with Baudelaire, Rimbaud, Mallarme and others formed the group that's
affectionately (and accurately) known as the Decadents. What was he like?
Well, let's turn to our trustworthy (and pithy) Reader's Encyclopedia
for details. (Giving credit where credit is due, ours was edited by William
Rose Benet and published by Crowell in 1948.)
"Verlaine was extremely erratic in personality and behavior,
living a Bohemian life which took him from cafés to hospitals
and prisons, and alternating between sensuality and mysticism.
He loved his wife, but after their separation, he engaged in
liaisons of a perverted nature, the most notorious of which was
with Arthur Rimbaud. Rimbaud is considered to have had a morally
corrupting influence on Verlaine but to have assisted the older
man in developing a new conception of poetry."
We, literally, could not have said it better ourselves. Although that "perverted" thing
is a little harsh, in our opinion. After all, guys just want to have
In any event, Paul was a rather jealous lover and ended up shooting Rimbaud
in the wrist. OK, so they were a little drunk... He was jailed for two
years to chill out which he did, big time, converting to Catholicism
while incarcerated (a very pretty word for it!). When he got out, he
tried unsuccessfully to reconcile with his wife, who had already divorced
him, and Rimbaud who would hear nothing of it. (After all, his wrist
was now permanently limp through no fault of his own).
Anyway, Verlaine moved to England where he continued to write poetry
and lived a rather pious life for a while until his mother and favorite
pupil died which sent him back to drinking and debauching.
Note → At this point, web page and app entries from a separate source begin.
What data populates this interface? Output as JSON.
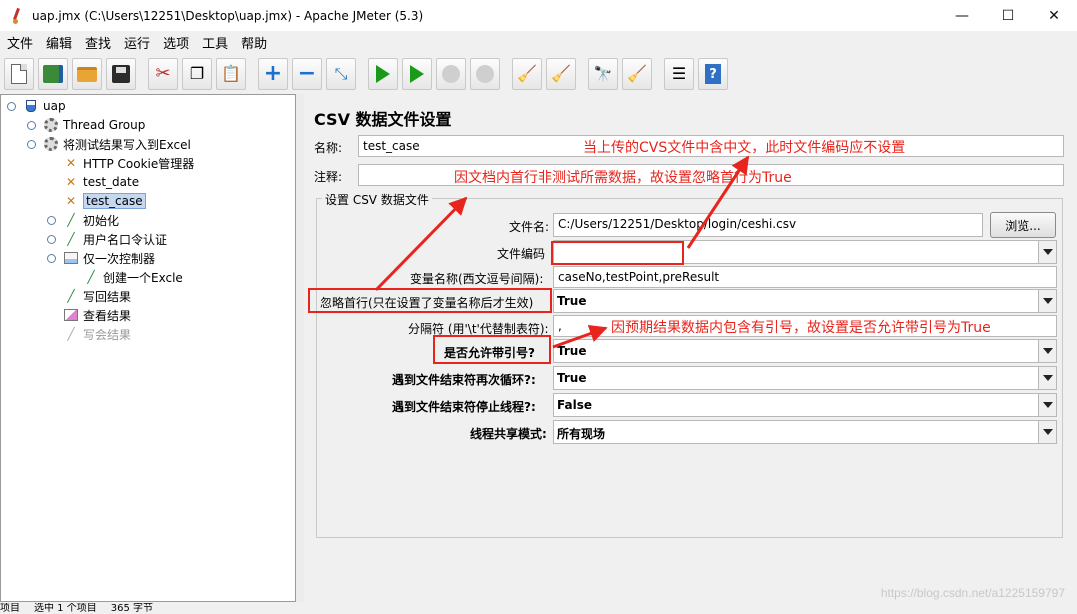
{
  "window": {
    "title": "uap.jmx (C:\\Users\\12251\\Desktop\\uap.jmx) - Apache JMeter (5.3)",
    "minimize": "—",
    "maximize": "☐",
    "close": "✕"
  },
  "menu": [
    "文件",
    "编辑",
    "查找",
    "运行",
    "选项",
    "工具",
    "帮助"
  ],
  "tree": {
    "root": "uap",
    "thread_group": "Thread Group",
    "excel_writer": "将测试结果写入到Excel",
    "cookie_manager": "HTTP Cookie管理器",
    "test_date": "test_date",
    "test_case": "test_case",
    "init": "初始化",
    "auth": "用户名口令认证",
    "once_controller": "仅一次控制器",
    "create_excel": "创建一个Excle",
    "write_back": "写回结果",
    "view_results": "查看结果",
    "write_results": "写会结果"
  },
  "panel": {
    "title": "CSV 数据文件设置",
    "name_label": "名称:",
    "name_value": "test_case",
    "comment_label": "注释:",
    "comment_value": "",
    "group_title": "设置 CSV 数据文件",
    "filename_label": "文件名:",
    "filename_value": "C:/Users/12251/Desktop/login/ceshi.csv",
    "browse_label": "浏览...",
    "encoding_label": "文件编码",
    "encoding_value": "",
    "varnames_label": "变量名称(西文逗号间隔):",
    "varnames_value": "caseNo,testPoint,preResult",
    "ignore_first_label": "忽略首行(只在设置了变量名称后才生效)",
    "ignore_first_value": "True",
    "delimiter_label": "分隔符 (用'\\t'代替制表符):",
    "delimiter_value": ",",
    "quoted_label": "是否允许带引号?",
    "quoted_value": "True",
    "recycle_label": "遇到文件结束符再次循环?:",
    "recycle_value": "True",
    "stop_label": "遇到文件结束符停止线程?:",
    "stop_value": "False",
    "share_label": "线程共享模式:",
    "share_value": "所有现场"
  },
  "annotations": {
    "a1": "当上传的CVS文件中含中文，此时文件编码应不设置",
    "a2": "因文档内首行非测试所需数据，故设置忽略首行为True",
    "a3": "因预期结果数据内包含有引号，故设置是否允许带引号为True",
    "color": "#e8251d"
  },
  "status": {
    "left": "项目",
    "selected": "选中 1 个项目",
    "size": "365 字节"
  },
  "watermark": "https://blog.csdn.net/a1225159797"
}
The rest of
his life was spent between periods of hospital-enforced sobriety and
drunkenness. He died in Paris in 1896. Thousands went to his funeral-because
when push came to shove, which it often did in Verlaine's life, the guy
could sure write. And he is more than worthy of having a male fragrance
named after him, to whit...
Voici des fruits, des fleurs, des feuilles
et des branches
Et puis voici mon coeur, qui ne bat que pour vous,
Ne le dechirez pas avec vos deux mains blanches,
Et qu’a vos yeux si beaux l’humble present soit doux
Here are the fruits, the flowers, leaves, and branches
And then here is my heart, that beats only for you
Don’t tear it apart with your two pale hands,
But look upon it with those beautiful eyes as a present—modest
Translation by us with a little
help from our friends.
As we were about to upload this little biographical extravaganza, our
brother told us that Verlaine was still serving his country 50 years
after he died — thanks to the following poetic fragment.
Les sanglots longs des violins d'automne
Blessent mon coeur d'une langeur monotone
The long sobs of the violins of autumn
Wound my heart with a monotonous langor
It seems that a BBC announcer
broadcast the first line (in a bunch of other enigmatic
phrases) on the evening of June 1, 1944, and the second
line on the evening of June 5, 1944. That sequence of
lines from Verlaine told the French underground that
the invasion was going to start within 48 hours. (see:
Cornelius Ryan, The Longest Day, Simon and Schuster,
New York, 1959, pp. 32-33, 96-97).